• WHAT YOU ARE ASKED TO DO: Word for word, return every record.

• Web page and app entries:
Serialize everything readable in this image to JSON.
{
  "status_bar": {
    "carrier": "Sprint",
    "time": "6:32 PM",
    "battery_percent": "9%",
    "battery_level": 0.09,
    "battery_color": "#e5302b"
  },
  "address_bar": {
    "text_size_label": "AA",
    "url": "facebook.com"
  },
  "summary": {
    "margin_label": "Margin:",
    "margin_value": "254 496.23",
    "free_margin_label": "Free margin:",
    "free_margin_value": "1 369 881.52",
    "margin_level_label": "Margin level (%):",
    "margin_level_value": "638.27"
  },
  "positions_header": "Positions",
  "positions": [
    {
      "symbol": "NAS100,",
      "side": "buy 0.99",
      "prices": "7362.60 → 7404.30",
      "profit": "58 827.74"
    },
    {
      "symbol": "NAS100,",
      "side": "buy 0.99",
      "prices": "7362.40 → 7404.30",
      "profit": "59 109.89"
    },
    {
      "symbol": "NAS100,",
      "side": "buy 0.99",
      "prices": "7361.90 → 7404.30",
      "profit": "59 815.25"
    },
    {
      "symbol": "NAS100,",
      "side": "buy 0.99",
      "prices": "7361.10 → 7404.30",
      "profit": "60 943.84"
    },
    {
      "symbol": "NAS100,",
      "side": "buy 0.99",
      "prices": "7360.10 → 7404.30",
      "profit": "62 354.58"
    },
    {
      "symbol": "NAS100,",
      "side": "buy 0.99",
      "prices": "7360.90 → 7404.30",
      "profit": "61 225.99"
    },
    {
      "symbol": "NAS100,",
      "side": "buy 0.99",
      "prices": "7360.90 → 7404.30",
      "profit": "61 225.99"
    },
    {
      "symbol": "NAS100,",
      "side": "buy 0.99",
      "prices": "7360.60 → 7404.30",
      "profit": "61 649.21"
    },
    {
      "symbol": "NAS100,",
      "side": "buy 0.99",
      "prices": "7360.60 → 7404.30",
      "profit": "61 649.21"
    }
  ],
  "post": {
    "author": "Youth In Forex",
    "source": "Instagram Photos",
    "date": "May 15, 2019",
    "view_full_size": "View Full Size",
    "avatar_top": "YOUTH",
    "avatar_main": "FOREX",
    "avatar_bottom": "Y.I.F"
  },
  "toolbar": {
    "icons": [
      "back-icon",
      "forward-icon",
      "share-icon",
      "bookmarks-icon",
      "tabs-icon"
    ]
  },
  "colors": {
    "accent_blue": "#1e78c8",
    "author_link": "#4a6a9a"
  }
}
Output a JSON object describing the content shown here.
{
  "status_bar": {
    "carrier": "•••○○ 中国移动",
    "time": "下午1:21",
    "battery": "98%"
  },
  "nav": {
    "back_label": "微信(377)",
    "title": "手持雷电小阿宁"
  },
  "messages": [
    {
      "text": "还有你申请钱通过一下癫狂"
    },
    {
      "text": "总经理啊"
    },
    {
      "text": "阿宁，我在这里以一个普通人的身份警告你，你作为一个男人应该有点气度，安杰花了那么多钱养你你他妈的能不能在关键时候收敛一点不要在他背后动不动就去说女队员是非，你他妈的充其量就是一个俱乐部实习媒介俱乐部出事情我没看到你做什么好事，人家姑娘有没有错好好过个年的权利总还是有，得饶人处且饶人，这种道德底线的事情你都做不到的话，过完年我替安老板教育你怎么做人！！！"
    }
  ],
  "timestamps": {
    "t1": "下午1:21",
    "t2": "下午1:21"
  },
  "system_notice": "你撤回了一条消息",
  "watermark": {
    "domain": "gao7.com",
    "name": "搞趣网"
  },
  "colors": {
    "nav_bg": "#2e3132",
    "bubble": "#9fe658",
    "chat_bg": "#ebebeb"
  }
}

• TASK SOLUTION:
Serialize everything readable in this image to JSON.
{
  "status_bar": {
    "carrier": "Sprint",
    "time": "6:32 PM",
    "battery_percent": "9%",
    "battery_level": 0.09,
    "battery_color": "#e5302b"
  },
  "address_bar": {
    "text_size_label": "AA",
    "url": "facebook.com"
  },
  "summary": {
    "margin_label": "Margin:",
    "margin_value": "254 496.23",
    "free_margin_label": "Free margin:",
    "free_margin_value": "1 369 881.52",
    "margin_level_label": "Margin level (%):",
    "margin_level_value": "638.27"
  },
  "positions_header": "Positions",
  "positions": [
    {
      "symbol": "NAS100,",
      "side": "buy 0.99",
      "prices": "7362.60 → 7404.30",
      "profit": "58 827.74"
    },
    {
      "symbol": "NAS100,",
      "side": "buy 0.99",
      "prices": "7362.40 → 7404.30",
      "profit": "59 109.89"
    },
    {
      "symbol": "NAS100,",
      "side": "buy 0.99",
      "prices": "7361.90 → 7404.30",
      "profit": "59 815.25"
    },
    {
      "symbol": "NAS100,",
      "side": "buy 0.99",
      "prices": "7361.10 → 7404.30",
      "profit": "60 943.84"
    },
    {
      "symbol": "NAS100,",
      "side": "buy 0.99",
      "prices": "7360.10 → 7404.30",
      "profit": "62 354.58"
    },
    {
      "symbol": "NAS100,",
      "side": "buy 0.99",
      "prices": "7360.90 → 7404.30",
      "profit": "61 225.99"
    },
    {
      "symbol": "NAS100,",
      "side": "buy 0.99",
      "prices": "7360.90 → 7404.30",
      "profit": "61 225.99"
    },
    {
      "symbol": "NAS100,",
      "side": "buy 0.99",
      "prices": "7360.60 → 7404.30",
      "profit": "61 649.21"
    },
    {
      "symbol": "NAS100,",
      "side": "buy 0.99",
      "prices": "7360.60 → 7404.30",
      "profit": "61 649.21"
    }
  ],
  "post": {
    "author": "Youth In Forex",
    "source": "Instagram Photos",
    "date": "May 15, 2019",
    "view_full_size": "View Full Size",
    "avatar_top": "YOUTH",
    "avatar_main": "FOREX",
    "avatar_bottom": "Y.I.F"
  },
  "toolbar": {
    "icons": [
      "back-icon",
      "forward-icon",
      "share-icon",
      "bookmarks-icon",
      "tabs-icon"
    ]
  },
  "colors": {
    "accent_blue": "#1e78c8",
    "author_link": "#4a6a9a"
  }
}
Output a JSON object describing the content shown here.
{
  "status_bar": {
    "carrier": "•••○○ 中国移动",
    "time": "下午1:21",
    "battery": "98%"
  },
  "nav": {
    "back_label": "微信(377)",
    "title": "手持雷电小阿宁"
  },
  "messages": [
    {
      "text": "还有你申请钱通过一下癫狂"
    },
    {
      "text": "总经理啊"
    },
    {
      "text": "阿宁，我在这里以一个普通人的身份警告你，你作为一个男人应该有点气度，安杰花了那么多钱养你你他妈的能不能在关键时候收敛一点不要在他背后动不动就去说女队员是非，你他妈的充其量就是一个俱乐部实习媒介俱乐部出事情我没看到你做什么好事，人家姑娘有没有错好好过个年的权利总还是有，得饶人处且饶人，这种道德底线的事情你都做不到的话，过完年我替安老板教育你怎么做人！！！"
    }
  ],
  "timestamps": {
    "t1": "下午1:21",
    "t2": "下午1:21"
  },
  "system_notice": "你撤回了一条消息",
  "watermark": {
    "domain": "gao7.com",
    "name": "搞趣网"
  },
  "colors": {
    "nav_bg": "#2e3132",
    "bubble": "#9fe658",
    "chat_bg": "#ebebeb"
  }
}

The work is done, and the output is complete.